With Hillel Approval, Final Piece of DEVCO-Rutgers-Seminary Land Swap Falls Into Place

NEW BRUNSWICK, NJ—Hillel House is poised to move into a much larger facility across College Avenue from its current location, an elegant but small house which has been slated for demolition.

The new Jewish worship space will include a cafe and dining facilities, keeping up with the recently-expanded Chabad House just a few blocks away.

Features of the new facility will include a three-story building with a prominent tower, a stone facade, spaces for relaxation and for teaching, spaces for religious services or other purposes, a cafe,  and an enormous dining area suitable for the Hillel's large Shabbat dinners.

Rutgers Hillel had previously been approved for a similar facility located on the site of the old Fiji frathouse at the corner of George Street and Bishop Place.  The fraternity building was demolished a few years ago.

New plans introduced just over a year ago call for the entire block to be transformed into an honors college for Rutgers and a new, compact home for the New Brunswick Theological Seminary.

At the New Brunswick Zoning Board meeting on June 24, neighbors on Mine Street expressed concern about the proposed building's height and design, as well as the future of parking and traffic in the historic neighborhood.

Rutgers Hillel needed a variance in order to build taller than the permitted height for that lot, along with others.

The planned Hillel House would be taller than the frathouse next to it, though. The permitted height is about 40 feet, and the new Hillel House will be 55 feet tall.
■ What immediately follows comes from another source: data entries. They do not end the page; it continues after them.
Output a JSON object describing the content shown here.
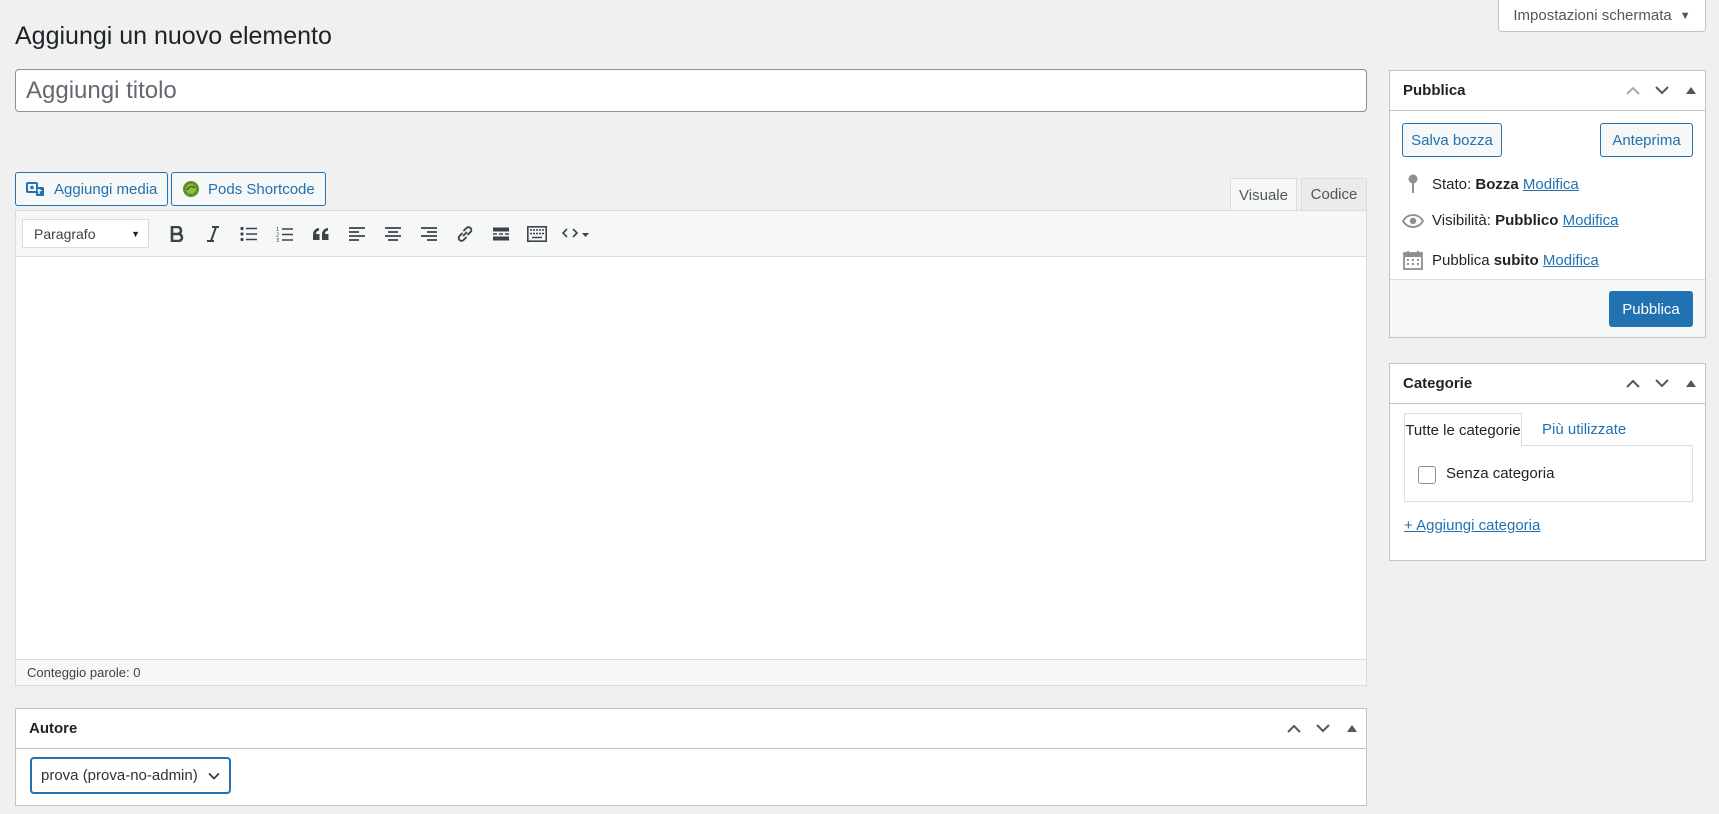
{
  "screen_options": {
    "label": "Impostazioni schermata"
  },
  "page": {
    "title": "Aggiungi un nuovo elemento"
  },
  "title_field": {
    "placeholder": "Aggiungi titolo",
    "value": ""
  },
  "media_buttons": {
    "add_media": "Aggiungi media",
    "pods_shortcode": "Pods Shortcode"
  },
  "editor": {
    "tabs": {
      "visual": "Visuale",
      "code": "Codice"
    },
    "format_select": "Paragrafo",
    "toolbar_icons": [
      "bold-icon",
      "italic-icon",
      "bulleted-list-icon",
      "numbered-list-icon",
      "blockquote-icon",
      "align-left-icon",
      "align-center-icon",
      "align-right-icon",
      "link-icon",
      "read-more-icon",
      "toolbar-toggle-icon",
      "code-icon"
    ],
    "word_count": "Conteggio parole: 0"
  },
  "author_box": {
    "title": "Autore",
    "selected": "prova (prova-no-admin)"
  },
  "publish_box": {
    "title": "Pubblica",
    "save_draft": "Salva bozza",
    "preview": "Anteprima",
    "status_label": "Stato:",
    "status_value": "Bozza",
    "visibility_label": "Visibilità:",
    "visibility_value": "Pubblico",
    "schedule_label": "Pubblica",
    "schedule_value": "subito",
    "edit_link": "Modifica",
    "publish_button": "Pubblica"
  },
  "categories_box": {
    "title": "Categorie",
    "tab_all": "Tutte le categorie",
    "tab_popular": "Più utilizzate",
    "items": [
      {
        "label": "Senza categoria",
        "checked": false
      }
    ],
    "add_link": "+ Aggiungi categoria"
  },
  "colors": {
    "accent": "#2271b1",
    "background": "#f0f0f1",
    "border": "#c3c4c7"
  }
}
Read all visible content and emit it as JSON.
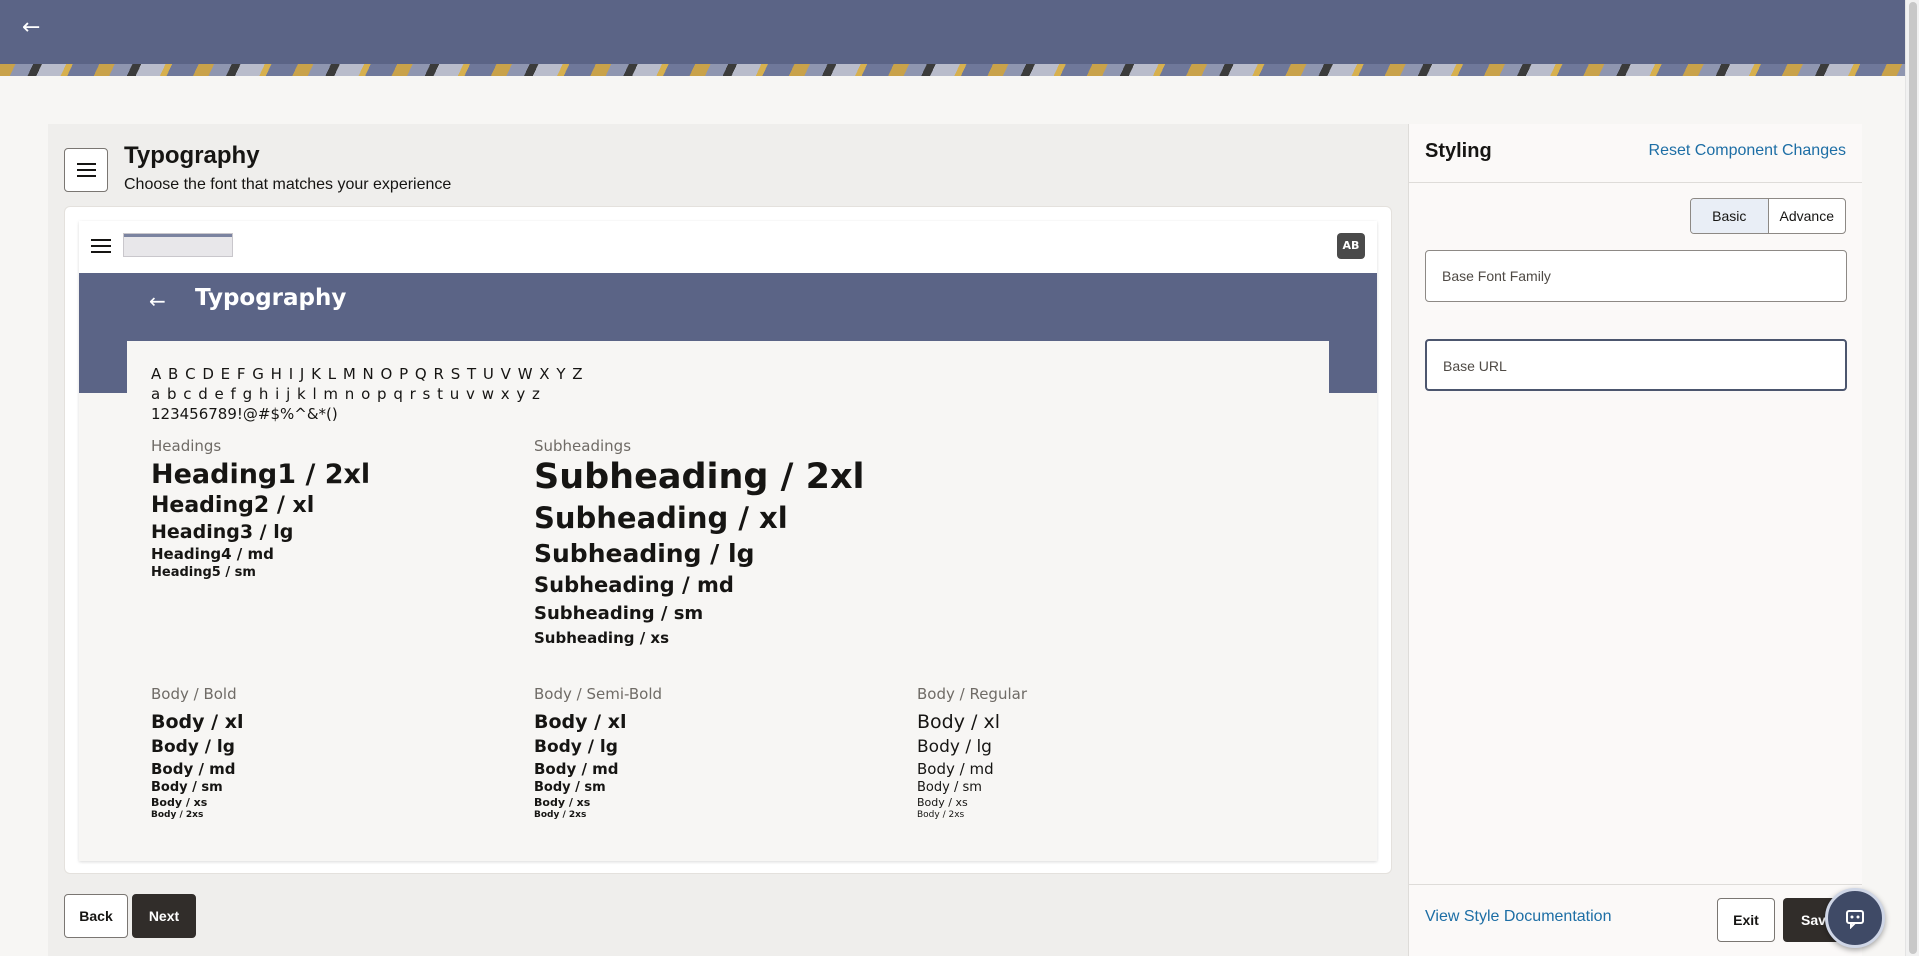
{
  "header": {
    "back_icon": "arrow-left-icon"
  },
  "main": {
    "title": "Typography",
    "subtitle": "Choose the font that matches your experience",
    "preview": {
      "avatar_initials": "AB",
      "title": "Typography",
      "alphabet_upper": "A B C D E F G H I J K L M N O P Q R S T U V W X Y Z",
      "alphabet_lower": "a b c d e f g h i j k l m n o p q r s t u v w x y z",
      "digits_symbols": "123456789!@#$%^&*()",
      "headings_label": "Headings",
      "headings": [
        "Heading1 / 2xl",
        "Heading2 / xl",
        "Heading3 / lg",
        "Heading4 / md",
        "Heading5 / sm"
      ],
      "subheadings_label": "Subheadings",
      "subheadings": [
        "Subheading / 2xl",
        "Subheading / xl",
        "Subheading / lg",
        "Subheading / md",
        "Subheading / sm",
        "Subheading / xs"
      ],
      "body_bold_label": "Body / Bold",
      "body_semibold_label": "Body / Semi-Bold",
      "body_regular_label": "Body / Regular",
      "body_sizes": [
        "Body / xl",
        "Body / lg",
        "Body / md",
        "Body / sm",
        "Body / xs",
        "Body / 2xs"
      ]
    },
    "back_label": "Back",
    "next_label": "Next"
  },
  "side": {
    "title": "Styling",
    "reset_label": "Reset Component Changes",
    "tabs": [
      "Basic",
      "Advance"
    ],
    "selected_tab": "Basic",
    "base_font_family_placeholder": "Base Font Family",
    "base_url_placeholder": "Base URL",
    "doc_link": "View Style Documentation",
    "exit_label": "Exit",
    "save_label": "Save"
  },
  "colors": {
    "banner": "#5b6486",
    "primary_button": "#312d2a",
    "link": "#1d6ea5"
  }
}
Earlier this year, Hillel and Rutgers University participated in a land swap with the New Brunswick Theological Seminary, with the result that Rutgers will have a more connected College Avenue campus.

The cafe, dining area, and some offices would be on the first floor.

The dining room space will have a folding wall in the middle and is the largest room in the building. In many New Jersey synagogues, the sanctuary is the biggest room, and it is separated from an area for eating food after services by a folding wall.

The dining room will open to a patio on its southern side, the side facing Hamilton Street.

The current Hillel House has a cramped "chapel" in the back, complete with an ark (Aron Kodesh, the cabinet that holds Torah scrolls) on its southern wall.  Traditionally, arks are supposed to be on eastern walls, rather than southern walls, as Jerusalem is to the east.

There is not enough space in the current house for a bimah (raised pavilion, on which Torah scrolls are traditionally read). It is unclear whether the new Hillel House will have a bimah, although it will almost certainly have an ark. 

Because Hillel serves multiple movements in Judaism (there are Orthodox and more liberal services, for example), services might occur in more than one room in the building.

There will be at least two multi-purpose rooms on the second floor, and there will also be a classroom, a library, and an "Israel Resource Center." 

The site, which is located on the vehicular entrance to a Rutgers faculty and staff parking lot, fills in a gap between the Theta Delta Chi fraternity house and the Delta Gamma sorority house.

Reporter at New Brunswick Today

Richard researched transportation, land use, history, and other topics. Investigated site plans. Attended public meetings (planning board, zoning board, parking authority board of directors, City Council) to record and help determine what was discussed. Analyzed blueprints and site plans to determine what land uses sites would be put to. Photographed sites that would be affected by proposed projects, as well as sites involved in news events. Employed Sketchup CAD to visualize new land uses, such as buildings and structures. Critiqued and wrote articles in fast-paced work environment, writing before deadlines. Made judgments as to what constituted proper material to include in articles. Created a zoning map; am working on ways to show it to the public. Consulted vintage maps to determine historic land uses.